It was hard to keep my eyes open, and the urge to just shut them and go back to sleep was very strong. I’m not sure why I didn’t, actually, since being awake wasn’t especially fun right then. My nose felt like it had been scoured out by two wire brushes, and my throat was so raw from the breathing tube that I couldn’t decide which part of me felt worse. But the nurse asked if I was hungry, and when I said yes she brought me a graham cracker and a can of apple juice. They were like the ambrosia and nectar of the gods, and having them made me feel much better about being awake.

After a bit, Steve came by and asked how I was doing. He checked on my pain level (about a 3 out of 10—thanks, drugs!) and said that was exactly what they wanted. I told him about the pain in my nose and throat, and he said that was all normal. I also told him that my upper teeth hurt, which he said he hadn’t heard of happening before, but I later read online that some people do experience tooth pain (since the nerves of the upper teeth are very close to the sinus cavities).

They brought my sister back to sit with me again, and she had my bag of clothes. Since I seemed to be coming out of the anesthesia well, they took out my IV and let me get dressed with my sister’s help. I couldn’t see myself, but my sister said that I had giant red hickeys on my chest where the monitors had been stuck. Luckily for me, she did not take a picture of them.

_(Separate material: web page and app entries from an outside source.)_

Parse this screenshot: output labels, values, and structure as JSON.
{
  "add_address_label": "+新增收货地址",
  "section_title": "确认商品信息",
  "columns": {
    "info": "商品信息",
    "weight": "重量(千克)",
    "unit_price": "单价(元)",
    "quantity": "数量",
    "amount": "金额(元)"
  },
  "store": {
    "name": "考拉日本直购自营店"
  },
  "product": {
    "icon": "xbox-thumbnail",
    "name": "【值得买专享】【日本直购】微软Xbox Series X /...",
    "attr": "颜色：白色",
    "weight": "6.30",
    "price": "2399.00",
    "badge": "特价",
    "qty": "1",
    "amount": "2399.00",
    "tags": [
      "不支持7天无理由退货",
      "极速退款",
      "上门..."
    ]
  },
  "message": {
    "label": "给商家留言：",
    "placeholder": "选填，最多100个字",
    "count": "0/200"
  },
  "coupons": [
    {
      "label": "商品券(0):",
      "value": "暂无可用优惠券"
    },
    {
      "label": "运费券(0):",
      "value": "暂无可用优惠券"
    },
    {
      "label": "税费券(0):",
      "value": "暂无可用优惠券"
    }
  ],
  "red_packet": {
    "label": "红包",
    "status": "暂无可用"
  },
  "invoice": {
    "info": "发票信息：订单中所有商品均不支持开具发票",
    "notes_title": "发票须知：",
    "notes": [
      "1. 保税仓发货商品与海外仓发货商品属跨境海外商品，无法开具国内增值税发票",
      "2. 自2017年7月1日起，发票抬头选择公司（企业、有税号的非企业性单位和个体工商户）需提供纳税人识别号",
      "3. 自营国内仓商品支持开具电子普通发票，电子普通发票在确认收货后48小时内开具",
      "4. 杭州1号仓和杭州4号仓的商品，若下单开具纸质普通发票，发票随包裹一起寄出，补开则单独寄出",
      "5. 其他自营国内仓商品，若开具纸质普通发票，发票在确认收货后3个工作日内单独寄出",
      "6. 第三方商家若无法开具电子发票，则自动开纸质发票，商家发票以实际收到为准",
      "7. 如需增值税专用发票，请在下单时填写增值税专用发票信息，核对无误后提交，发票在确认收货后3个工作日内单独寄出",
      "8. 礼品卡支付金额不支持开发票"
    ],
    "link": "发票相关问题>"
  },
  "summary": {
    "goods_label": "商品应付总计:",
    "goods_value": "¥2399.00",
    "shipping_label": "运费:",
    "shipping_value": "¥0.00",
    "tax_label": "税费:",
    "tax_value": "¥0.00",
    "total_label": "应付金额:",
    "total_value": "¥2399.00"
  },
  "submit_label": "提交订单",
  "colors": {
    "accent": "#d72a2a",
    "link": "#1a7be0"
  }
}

I also had this nose sling on (which my sister did take a picture of). It was very similar to one of those blue hospital masks that doctors wear during surgery, only it was less than two inches wide and sat right under my nose, held in place by elastic loops over my ears. Its job was to hold a gauze sponge under my nostrils, since I was having the most epic nosebleed ever. Steve had to change the gauze once while I was sitting there, and then I had to change it again myself right after I got home (and about every two hours after that). They gave me a box of spare gauze and an extra nose sling, just in case. The sling looked so funny that I drew a Groucho Marx mustache on it with a marker.

I was not allowed to sign any papers (or drive, or buy real estate, or make any important decisions, since people coming out of anesthesia are not known for mental sharpness), so my sister had to sign the papers to discharge me. Then Steve took me out to the car in a wheelchair.

I thanked him for a great experience, and he laughed, but I was serious. Having surgery on my face could have been very traumatic, but the team at the surgical center was fabulous, and I felt cared for from beginning to end. I just hope that if I ever have to have surgery again, I have an experience exactly like this one.

Up next: Recovery!